I will miss the emotion of a thrilling victory. There is really nothing quite like it. I will miss the adrenaline that came with a game-winning goal, the rush in that moment that covered my body with goose bumps. I will also miss competing to win: every race, every battle, every small game or drill in practice. I’ll miss annoying my goalies by getting to every rebound first. My great friends Charlie and Kim could testify about years of “not-so-goalie friendly” shooting on my part.
I cannot explain it, but I know that I’ve always loved hockey. Liv, I hope you find your way to fall in love with something the way I fell for this sport. Can you believe that I almost did not play? Back then, joining a hockey team was not a thing girls did. It was after your grandma Nicole bought me my first hockey skates that your grandpa Andre finally gave in and signed me up for hockey with the boys. For eight full seasons, Liv, I was the only girl on my team. It was not always easy and it didn’t help that I was so shy back then. But when you truly love something, you can overlook the darker sides in order to focus on all of the happiness it brings you. I had strong allies: your Oullette grandparents both instantly became my biggest fans and sacrificed so much to make sure I could thrive while following my passion. Now, when I see you with grandma Nicole, I recognize how much I was loved and cared for.
Without your Ouellette and Chu grandparents, your moms would have never been able to pursue such demanding coaching careers. I would never have been able to return to the ice 53 days after you were born to play the rest of Les Canadiennes’ season. So was it such a crazy idea? It was a challenge for sure, but I think my entire career prepared me for it. I wanted to prove to myself that I could reach this goal and I had the mindset to achieve it.

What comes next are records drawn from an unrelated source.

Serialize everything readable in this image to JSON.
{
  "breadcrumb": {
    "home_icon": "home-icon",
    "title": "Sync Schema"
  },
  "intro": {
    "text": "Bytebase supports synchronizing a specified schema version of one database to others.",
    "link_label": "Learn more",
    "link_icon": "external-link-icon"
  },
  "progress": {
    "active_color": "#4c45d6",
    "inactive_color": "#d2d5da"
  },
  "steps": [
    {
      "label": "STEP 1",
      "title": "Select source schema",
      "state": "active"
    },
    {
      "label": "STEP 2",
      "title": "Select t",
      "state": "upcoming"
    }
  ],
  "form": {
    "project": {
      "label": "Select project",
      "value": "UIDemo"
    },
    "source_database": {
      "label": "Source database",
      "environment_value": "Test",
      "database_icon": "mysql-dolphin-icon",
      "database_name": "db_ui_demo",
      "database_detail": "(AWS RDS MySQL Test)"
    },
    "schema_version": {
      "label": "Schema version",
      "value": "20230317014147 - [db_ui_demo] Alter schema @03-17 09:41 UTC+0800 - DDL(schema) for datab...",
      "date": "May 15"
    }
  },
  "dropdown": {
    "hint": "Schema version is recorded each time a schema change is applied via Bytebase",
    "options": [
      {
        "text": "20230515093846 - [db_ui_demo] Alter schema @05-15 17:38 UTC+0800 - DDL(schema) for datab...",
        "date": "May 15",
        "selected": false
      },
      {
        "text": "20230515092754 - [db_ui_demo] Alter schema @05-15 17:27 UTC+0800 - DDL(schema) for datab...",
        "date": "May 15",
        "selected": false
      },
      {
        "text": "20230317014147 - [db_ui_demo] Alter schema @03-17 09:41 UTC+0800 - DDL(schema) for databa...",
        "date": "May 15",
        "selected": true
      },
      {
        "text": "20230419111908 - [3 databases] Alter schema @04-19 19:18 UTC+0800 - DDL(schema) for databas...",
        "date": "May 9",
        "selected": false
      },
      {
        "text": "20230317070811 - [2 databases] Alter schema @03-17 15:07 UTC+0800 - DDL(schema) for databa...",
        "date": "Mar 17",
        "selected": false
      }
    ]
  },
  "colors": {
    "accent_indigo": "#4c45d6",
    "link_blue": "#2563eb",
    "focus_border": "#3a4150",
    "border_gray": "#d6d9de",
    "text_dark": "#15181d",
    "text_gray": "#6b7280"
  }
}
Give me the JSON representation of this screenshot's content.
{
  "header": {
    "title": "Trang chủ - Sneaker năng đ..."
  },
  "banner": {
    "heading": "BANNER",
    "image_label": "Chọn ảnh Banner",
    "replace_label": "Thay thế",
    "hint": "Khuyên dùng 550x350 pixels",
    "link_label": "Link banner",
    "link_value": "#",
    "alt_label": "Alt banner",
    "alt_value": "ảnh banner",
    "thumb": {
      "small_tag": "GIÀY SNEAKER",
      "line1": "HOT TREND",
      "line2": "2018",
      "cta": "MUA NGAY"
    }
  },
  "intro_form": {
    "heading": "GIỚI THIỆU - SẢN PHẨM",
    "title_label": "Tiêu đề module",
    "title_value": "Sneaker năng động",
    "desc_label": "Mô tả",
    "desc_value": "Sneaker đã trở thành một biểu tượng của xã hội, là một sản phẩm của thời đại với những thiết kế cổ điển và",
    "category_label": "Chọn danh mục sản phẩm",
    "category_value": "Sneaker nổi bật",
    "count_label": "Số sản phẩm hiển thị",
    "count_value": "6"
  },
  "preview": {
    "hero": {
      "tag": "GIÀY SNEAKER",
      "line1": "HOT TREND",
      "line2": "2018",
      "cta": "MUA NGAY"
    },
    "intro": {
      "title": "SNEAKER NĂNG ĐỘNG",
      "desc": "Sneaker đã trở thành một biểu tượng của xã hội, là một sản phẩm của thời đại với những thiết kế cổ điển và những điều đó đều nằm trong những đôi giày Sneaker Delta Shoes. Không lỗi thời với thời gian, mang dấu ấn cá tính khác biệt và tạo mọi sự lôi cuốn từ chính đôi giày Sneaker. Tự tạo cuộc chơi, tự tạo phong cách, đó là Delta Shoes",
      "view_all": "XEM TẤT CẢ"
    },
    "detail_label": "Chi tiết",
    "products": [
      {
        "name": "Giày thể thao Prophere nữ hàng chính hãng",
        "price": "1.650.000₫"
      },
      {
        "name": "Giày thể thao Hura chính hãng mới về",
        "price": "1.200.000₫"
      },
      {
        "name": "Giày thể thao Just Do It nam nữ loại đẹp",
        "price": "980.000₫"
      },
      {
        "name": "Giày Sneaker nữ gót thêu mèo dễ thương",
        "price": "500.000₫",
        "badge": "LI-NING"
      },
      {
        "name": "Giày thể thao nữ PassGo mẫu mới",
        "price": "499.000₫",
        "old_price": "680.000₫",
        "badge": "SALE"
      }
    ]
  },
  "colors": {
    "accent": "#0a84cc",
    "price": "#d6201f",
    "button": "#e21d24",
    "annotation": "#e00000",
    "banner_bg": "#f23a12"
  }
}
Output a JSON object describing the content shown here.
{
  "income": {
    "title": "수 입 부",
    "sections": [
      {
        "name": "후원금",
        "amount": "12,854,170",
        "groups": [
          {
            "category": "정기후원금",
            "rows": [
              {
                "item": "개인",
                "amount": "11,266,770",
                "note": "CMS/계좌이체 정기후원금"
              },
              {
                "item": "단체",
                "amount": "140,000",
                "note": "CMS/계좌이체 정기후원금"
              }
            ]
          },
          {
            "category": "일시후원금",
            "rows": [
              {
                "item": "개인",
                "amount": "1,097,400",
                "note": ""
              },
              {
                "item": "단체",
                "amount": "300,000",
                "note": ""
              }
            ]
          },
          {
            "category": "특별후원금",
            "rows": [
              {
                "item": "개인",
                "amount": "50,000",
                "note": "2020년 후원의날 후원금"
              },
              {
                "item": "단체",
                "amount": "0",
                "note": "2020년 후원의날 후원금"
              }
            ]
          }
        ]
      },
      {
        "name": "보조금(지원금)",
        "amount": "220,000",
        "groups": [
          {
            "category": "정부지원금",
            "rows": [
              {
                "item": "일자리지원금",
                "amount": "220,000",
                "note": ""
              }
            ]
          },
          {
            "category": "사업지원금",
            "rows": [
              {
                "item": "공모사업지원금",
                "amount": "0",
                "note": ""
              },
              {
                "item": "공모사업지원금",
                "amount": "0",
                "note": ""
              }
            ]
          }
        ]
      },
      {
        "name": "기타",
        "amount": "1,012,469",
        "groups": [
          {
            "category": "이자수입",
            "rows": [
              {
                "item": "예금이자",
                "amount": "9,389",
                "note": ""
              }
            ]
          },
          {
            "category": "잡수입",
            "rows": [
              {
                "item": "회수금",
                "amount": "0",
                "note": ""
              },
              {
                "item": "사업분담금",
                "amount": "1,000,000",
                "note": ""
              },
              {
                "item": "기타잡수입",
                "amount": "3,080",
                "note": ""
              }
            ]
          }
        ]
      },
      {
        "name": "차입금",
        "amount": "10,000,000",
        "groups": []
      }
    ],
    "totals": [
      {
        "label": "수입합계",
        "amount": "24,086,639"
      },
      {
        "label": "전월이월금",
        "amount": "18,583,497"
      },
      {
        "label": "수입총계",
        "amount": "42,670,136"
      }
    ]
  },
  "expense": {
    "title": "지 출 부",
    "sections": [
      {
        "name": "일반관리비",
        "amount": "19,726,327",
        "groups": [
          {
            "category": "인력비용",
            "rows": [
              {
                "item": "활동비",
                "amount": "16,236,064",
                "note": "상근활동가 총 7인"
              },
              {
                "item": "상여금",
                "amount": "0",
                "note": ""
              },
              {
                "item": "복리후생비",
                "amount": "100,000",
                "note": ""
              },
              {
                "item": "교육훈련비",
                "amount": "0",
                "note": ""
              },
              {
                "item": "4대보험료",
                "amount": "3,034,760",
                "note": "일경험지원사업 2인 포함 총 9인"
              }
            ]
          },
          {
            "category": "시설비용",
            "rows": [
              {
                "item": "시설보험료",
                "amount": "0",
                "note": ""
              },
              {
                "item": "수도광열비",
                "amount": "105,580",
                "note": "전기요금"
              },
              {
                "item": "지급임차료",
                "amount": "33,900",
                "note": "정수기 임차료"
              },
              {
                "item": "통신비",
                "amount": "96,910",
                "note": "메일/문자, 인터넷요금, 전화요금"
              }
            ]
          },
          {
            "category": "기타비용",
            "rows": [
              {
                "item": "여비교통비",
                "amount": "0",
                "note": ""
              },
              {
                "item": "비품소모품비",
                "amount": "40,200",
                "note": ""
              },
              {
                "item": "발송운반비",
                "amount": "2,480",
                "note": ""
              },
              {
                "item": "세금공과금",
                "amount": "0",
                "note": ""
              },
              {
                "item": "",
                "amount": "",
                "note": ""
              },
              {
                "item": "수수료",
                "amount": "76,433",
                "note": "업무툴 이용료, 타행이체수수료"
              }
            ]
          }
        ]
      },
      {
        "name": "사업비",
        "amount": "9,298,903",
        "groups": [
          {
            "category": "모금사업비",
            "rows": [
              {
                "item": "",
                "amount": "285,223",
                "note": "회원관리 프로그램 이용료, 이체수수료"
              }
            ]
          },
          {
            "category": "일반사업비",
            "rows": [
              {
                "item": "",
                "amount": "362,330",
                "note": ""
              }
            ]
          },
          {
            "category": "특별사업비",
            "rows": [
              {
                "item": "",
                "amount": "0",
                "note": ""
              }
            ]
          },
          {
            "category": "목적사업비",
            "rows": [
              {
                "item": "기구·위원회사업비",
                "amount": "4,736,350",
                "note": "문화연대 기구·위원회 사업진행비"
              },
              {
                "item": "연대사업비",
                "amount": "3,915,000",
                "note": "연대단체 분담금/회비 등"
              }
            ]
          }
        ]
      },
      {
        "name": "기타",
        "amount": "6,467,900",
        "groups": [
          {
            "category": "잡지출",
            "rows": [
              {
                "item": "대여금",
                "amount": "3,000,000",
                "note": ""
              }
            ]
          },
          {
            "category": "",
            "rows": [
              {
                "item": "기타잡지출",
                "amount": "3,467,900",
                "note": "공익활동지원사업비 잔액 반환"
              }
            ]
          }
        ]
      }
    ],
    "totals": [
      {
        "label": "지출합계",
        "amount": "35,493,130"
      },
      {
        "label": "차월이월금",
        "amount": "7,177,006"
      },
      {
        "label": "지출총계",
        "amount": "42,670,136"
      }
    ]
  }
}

Liv, you inspire me to keep fighting to grow girls’ and women’s opportunities. Imagine if female hockey athletes could fully invest themselves in their sport? If they truly had their own professional hockey league where women could play and be supported to do so. How great could our sport become? How much stronger would communities be worldwide, if they contained accomplished female leaders who are forged in the school of sports?
Today, I am turning the page on my playing career, but surprisingly, I am fully at peace with it. I am thrilled with what is ahead for me as a mom and coach. An exciting season is also ahead with the Concordia Stingers. I will remain part of Les Canadiennes and I will be at the 4 Nations Cup as a coach with Team Canada. The fifth edition of the Girls Hockey Celebration will be held in December and from that we will select the best young players to take part in the prestigious Quebec International Peewee tournament. To see so many young girls dream of real possibilities in our sport is such a rewarding gift!
Liv, if you do happen to like hockey, it would be cool, but really, no pressure. I want you to remember this important advice: “We all play for Canada!” I truly hope your family inspires you to feel that nothing can stop you in whatever you choose to devote yourself to. My greatest wish is that you will feel confident, strong, driven, and that you will always be kind to others. Each day by your side, Liv, is better and better.
Thank you to everyone who supported me and believed in me. You know who you are. You made a difference.
(Top and second large photo Alain Décarie/Radio Canada; Final large photo by Bruce Bennett/Getty Images)